Material to process:

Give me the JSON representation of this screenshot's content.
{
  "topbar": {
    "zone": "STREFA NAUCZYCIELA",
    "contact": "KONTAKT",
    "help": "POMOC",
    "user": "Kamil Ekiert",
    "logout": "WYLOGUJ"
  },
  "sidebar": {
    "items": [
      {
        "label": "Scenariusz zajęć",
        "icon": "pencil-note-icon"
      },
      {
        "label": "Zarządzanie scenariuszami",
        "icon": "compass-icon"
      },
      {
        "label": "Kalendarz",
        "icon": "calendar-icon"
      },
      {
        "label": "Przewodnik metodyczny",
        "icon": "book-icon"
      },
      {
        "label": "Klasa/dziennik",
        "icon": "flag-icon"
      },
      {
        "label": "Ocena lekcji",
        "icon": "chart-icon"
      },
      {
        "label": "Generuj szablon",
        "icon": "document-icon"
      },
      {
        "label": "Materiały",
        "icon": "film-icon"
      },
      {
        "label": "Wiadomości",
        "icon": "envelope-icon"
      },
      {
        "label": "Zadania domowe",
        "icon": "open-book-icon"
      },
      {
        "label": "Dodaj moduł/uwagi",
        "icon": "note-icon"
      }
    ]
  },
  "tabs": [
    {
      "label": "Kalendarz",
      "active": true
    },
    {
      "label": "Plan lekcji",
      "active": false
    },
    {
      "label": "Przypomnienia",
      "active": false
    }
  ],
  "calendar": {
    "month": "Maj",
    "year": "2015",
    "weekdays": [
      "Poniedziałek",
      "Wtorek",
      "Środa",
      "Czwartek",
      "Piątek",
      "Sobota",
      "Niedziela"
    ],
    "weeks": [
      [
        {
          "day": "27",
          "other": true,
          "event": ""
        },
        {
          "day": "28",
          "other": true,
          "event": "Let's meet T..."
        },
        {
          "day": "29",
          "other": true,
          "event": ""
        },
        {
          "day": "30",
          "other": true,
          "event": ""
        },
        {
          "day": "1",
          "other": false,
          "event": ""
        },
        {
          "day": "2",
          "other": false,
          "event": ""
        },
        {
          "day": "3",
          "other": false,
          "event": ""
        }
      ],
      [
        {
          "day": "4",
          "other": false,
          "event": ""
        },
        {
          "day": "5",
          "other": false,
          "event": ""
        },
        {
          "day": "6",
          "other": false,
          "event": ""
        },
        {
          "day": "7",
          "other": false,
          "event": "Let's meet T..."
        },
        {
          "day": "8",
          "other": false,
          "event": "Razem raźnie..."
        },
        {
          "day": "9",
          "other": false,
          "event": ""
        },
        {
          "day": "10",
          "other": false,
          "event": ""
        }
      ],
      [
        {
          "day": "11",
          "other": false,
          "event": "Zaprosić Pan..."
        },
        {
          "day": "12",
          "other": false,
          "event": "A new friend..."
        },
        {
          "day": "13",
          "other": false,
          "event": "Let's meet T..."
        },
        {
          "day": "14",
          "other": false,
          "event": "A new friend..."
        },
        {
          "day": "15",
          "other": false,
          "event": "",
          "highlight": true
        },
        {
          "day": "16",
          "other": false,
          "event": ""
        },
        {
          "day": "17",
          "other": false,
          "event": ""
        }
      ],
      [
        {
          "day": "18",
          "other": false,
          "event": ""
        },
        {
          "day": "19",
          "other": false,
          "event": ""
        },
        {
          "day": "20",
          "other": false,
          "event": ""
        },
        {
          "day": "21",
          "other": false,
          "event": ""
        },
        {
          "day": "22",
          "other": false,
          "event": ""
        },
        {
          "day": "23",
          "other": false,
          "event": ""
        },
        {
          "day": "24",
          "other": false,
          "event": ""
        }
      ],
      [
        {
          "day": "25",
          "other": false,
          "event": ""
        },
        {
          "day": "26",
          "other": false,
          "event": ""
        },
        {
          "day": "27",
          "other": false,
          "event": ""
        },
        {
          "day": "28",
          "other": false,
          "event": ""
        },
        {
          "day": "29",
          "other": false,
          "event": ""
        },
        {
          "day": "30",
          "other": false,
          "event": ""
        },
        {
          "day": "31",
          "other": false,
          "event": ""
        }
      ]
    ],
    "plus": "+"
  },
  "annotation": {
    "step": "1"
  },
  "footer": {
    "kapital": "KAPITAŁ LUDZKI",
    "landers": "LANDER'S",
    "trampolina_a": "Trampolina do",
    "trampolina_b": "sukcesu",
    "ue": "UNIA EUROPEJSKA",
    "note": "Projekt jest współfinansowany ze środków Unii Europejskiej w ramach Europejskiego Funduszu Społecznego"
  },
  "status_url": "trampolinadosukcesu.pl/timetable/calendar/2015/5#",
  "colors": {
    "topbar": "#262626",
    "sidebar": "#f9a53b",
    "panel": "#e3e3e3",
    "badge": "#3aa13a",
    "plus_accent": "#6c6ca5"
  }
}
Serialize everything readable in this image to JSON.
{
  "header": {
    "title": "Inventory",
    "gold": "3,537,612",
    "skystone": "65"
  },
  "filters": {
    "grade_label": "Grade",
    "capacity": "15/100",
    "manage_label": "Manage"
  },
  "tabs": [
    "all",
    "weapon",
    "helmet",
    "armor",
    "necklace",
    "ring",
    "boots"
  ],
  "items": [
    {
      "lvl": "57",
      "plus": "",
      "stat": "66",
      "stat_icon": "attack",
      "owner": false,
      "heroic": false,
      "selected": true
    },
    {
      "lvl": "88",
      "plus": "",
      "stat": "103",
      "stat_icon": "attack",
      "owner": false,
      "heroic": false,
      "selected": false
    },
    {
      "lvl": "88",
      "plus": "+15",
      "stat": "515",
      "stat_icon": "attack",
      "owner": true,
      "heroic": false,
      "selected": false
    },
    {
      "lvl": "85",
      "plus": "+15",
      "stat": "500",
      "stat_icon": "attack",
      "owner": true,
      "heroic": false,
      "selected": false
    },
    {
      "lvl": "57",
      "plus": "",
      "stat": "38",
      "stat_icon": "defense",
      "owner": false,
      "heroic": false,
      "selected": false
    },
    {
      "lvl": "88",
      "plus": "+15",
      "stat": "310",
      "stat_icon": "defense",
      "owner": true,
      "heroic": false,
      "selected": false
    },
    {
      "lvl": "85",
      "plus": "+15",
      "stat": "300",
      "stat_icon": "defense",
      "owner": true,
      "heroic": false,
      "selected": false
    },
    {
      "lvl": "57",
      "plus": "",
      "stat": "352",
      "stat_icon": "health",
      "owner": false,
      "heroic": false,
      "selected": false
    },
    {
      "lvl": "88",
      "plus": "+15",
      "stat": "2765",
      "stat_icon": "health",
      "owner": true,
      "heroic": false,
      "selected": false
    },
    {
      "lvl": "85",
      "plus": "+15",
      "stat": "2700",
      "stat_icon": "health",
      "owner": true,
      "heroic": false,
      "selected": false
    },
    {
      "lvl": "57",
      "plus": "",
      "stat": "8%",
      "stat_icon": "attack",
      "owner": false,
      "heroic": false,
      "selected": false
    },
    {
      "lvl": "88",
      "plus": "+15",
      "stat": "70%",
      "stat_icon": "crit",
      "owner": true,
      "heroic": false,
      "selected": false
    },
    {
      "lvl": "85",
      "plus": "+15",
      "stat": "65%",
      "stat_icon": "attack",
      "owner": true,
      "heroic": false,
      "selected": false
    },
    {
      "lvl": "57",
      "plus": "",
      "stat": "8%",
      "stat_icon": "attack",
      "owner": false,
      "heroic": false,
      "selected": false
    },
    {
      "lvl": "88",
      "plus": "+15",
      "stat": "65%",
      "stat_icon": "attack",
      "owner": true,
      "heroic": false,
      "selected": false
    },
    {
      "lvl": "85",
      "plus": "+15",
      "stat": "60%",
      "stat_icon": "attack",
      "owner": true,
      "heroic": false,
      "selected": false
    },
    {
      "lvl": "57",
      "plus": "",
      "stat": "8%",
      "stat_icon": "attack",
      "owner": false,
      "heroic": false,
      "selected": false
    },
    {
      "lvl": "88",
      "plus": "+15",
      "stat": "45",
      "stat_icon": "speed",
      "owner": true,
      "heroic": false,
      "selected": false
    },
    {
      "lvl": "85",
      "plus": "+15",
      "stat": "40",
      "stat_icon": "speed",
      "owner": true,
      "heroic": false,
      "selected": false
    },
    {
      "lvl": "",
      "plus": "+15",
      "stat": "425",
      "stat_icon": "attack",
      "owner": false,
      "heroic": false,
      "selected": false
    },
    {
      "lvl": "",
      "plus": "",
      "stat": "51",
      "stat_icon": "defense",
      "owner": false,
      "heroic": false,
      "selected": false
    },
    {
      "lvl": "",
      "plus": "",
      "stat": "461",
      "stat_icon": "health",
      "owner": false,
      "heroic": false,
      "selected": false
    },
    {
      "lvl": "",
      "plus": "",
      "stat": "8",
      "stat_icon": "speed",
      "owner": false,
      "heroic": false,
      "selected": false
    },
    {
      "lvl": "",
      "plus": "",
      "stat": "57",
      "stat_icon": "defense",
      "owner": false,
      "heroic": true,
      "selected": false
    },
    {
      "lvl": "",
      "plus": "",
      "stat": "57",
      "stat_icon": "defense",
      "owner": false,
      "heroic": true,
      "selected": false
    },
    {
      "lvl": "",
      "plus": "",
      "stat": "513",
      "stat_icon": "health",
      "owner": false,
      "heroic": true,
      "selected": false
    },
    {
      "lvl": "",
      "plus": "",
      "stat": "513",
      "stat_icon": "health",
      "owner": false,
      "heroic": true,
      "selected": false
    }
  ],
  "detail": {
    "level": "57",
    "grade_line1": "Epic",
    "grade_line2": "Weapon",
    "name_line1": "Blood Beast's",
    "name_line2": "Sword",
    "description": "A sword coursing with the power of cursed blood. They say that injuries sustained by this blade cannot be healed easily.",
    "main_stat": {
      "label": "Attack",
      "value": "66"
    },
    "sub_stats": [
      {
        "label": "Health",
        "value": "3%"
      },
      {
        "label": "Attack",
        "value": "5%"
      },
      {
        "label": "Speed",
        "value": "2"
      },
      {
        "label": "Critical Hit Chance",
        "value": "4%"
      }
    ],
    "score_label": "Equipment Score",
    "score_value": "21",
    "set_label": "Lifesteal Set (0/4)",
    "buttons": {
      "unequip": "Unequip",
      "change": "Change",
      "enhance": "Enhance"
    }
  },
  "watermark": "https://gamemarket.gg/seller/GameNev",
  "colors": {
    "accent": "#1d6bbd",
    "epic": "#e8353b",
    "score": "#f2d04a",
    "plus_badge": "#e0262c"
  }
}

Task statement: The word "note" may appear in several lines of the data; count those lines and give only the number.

Written answer: 3